What needs to be done | Taking the listing below line by line, tally those that contain the string "electron". Give the total alone.

►

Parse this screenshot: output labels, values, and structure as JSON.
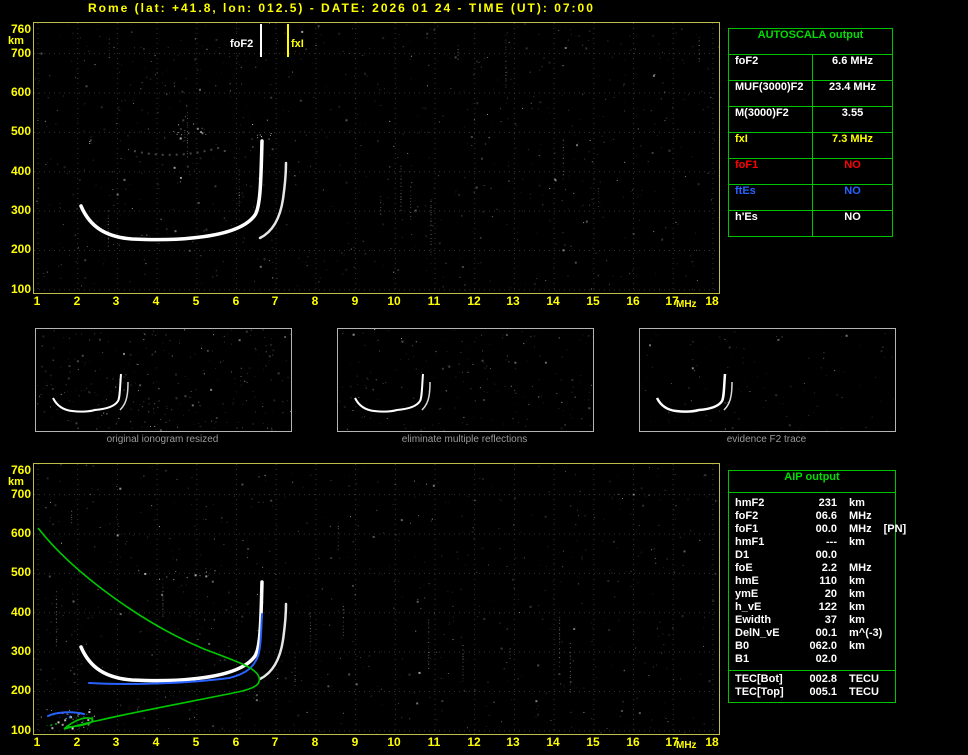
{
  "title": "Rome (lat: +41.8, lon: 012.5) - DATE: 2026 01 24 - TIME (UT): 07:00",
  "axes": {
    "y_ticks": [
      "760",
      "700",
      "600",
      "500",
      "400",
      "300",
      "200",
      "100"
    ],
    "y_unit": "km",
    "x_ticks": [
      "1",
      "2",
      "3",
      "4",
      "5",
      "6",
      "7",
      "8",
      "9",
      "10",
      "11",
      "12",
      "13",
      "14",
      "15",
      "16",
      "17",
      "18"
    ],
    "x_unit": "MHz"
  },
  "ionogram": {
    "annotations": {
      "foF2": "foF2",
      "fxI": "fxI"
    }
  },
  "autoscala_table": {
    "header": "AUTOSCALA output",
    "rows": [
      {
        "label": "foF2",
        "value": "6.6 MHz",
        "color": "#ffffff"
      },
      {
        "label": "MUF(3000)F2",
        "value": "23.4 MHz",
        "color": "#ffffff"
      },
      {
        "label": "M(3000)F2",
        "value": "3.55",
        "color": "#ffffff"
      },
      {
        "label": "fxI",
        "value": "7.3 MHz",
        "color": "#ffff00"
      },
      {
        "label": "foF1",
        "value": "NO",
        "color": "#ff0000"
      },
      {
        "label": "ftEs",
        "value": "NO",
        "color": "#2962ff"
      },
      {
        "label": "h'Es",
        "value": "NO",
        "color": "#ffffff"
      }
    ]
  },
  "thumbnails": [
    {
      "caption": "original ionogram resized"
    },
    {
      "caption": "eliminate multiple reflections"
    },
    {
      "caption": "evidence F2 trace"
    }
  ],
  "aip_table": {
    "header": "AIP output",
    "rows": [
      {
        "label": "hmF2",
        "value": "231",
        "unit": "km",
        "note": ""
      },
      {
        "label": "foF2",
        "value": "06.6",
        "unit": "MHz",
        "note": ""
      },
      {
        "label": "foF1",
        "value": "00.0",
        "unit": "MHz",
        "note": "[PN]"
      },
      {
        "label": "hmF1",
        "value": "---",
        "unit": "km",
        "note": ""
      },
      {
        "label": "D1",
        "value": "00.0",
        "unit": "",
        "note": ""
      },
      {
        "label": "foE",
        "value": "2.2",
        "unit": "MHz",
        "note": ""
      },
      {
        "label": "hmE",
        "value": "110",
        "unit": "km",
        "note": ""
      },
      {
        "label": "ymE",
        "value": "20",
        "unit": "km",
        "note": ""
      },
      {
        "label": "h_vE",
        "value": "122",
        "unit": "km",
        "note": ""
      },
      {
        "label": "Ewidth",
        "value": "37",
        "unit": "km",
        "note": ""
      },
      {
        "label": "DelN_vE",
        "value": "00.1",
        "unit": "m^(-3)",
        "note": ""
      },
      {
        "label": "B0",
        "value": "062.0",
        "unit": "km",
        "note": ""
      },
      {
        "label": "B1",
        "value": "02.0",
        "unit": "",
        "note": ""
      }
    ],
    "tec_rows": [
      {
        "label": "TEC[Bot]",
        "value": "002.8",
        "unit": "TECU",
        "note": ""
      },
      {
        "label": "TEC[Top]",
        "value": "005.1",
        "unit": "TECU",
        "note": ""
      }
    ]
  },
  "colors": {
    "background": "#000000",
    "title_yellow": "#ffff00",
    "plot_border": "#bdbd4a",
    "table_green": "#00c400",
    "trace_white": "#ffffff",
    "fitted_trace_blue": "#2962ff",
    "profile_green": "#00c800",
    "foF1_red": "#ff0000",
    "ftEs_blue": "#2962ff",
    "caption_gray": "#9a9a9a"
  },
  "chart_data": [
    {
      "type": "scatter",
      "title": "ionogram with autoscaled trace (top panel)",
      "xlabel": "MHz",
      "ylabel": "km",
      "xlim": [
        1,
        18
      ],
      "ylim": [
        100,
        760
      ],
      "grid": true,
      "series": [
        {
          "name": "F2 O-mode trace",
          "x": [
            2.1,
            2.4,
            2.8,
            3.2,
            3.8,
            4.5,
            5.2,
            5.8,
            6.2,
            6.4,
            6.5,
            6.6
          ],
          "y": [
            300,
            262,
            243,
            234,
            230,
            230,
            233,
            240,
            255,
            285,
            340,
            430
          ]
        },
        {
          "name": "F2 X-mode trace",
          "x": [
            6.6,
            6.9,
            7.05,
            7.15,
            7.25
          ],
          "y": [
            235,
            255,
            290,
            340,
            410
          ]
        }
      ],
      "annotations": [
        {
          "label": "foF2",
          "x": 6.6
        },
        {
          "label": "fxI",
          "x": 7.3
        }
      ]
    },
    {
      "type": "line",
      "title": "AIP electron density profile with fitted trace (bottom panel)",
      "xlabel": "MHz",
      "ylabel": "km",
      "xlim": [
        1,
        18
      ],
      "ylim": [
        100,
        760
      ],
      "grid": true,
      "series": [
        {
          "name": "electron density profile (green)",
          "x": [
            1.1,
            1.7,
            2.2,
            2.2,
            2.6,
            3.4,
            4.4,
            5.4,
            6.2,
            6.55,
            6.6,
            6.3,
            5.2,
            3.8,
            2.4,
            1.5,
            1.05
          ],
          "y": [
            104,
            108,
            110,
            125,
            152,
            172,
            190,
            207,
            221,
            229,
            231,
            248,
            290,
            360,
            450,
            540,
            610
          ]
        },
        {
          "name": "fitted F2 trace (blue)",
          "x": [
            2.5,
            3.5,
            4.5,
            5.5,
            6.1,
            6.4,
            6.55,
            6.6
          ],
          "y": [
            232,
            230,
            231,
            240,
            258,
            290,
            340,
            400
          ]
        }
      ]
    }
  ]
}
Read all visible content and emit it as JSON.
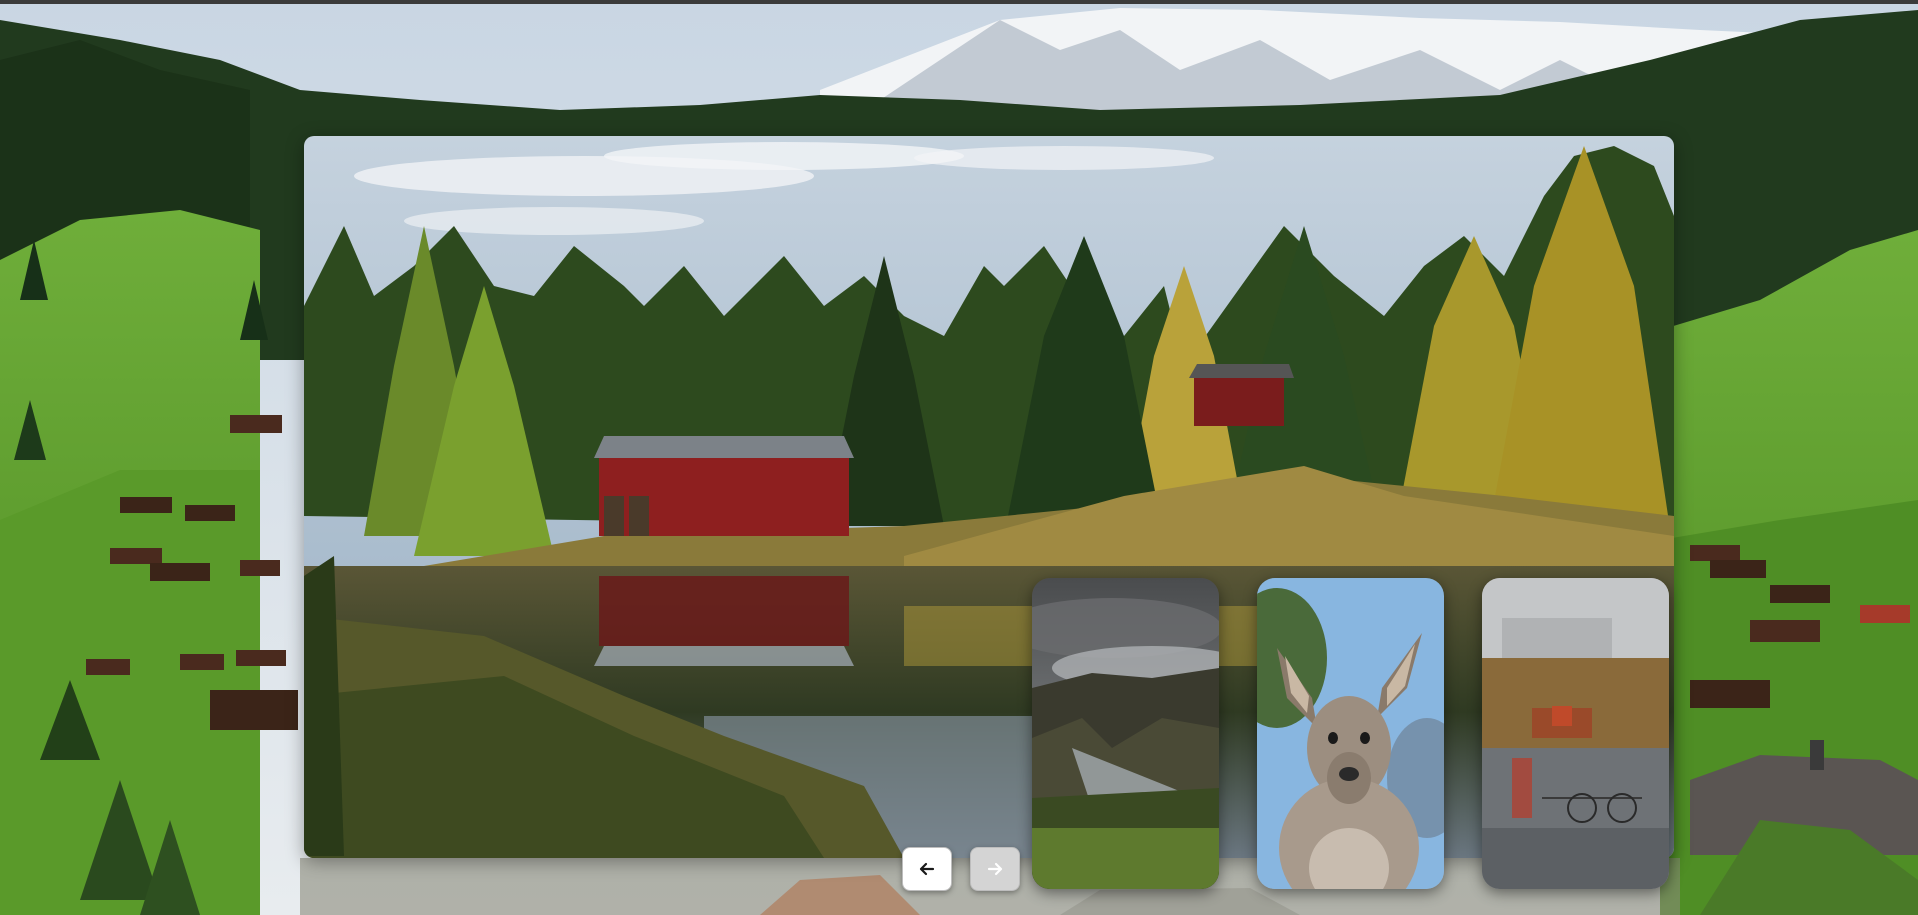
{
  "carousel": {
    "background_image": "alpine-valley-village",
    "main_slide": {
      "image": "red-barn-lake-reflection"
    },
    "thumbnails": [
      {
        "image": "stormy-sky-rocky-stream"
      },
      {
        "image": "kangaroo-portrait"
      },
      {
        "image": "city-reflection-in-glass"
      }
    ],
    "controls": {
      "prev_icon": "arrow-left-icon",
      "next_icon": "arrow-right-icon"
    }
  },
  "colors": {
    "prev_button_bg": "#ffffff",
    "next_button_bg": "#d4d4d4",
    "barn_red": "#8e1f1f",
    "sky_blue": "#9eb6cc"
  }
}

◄

Solution for this problem | 2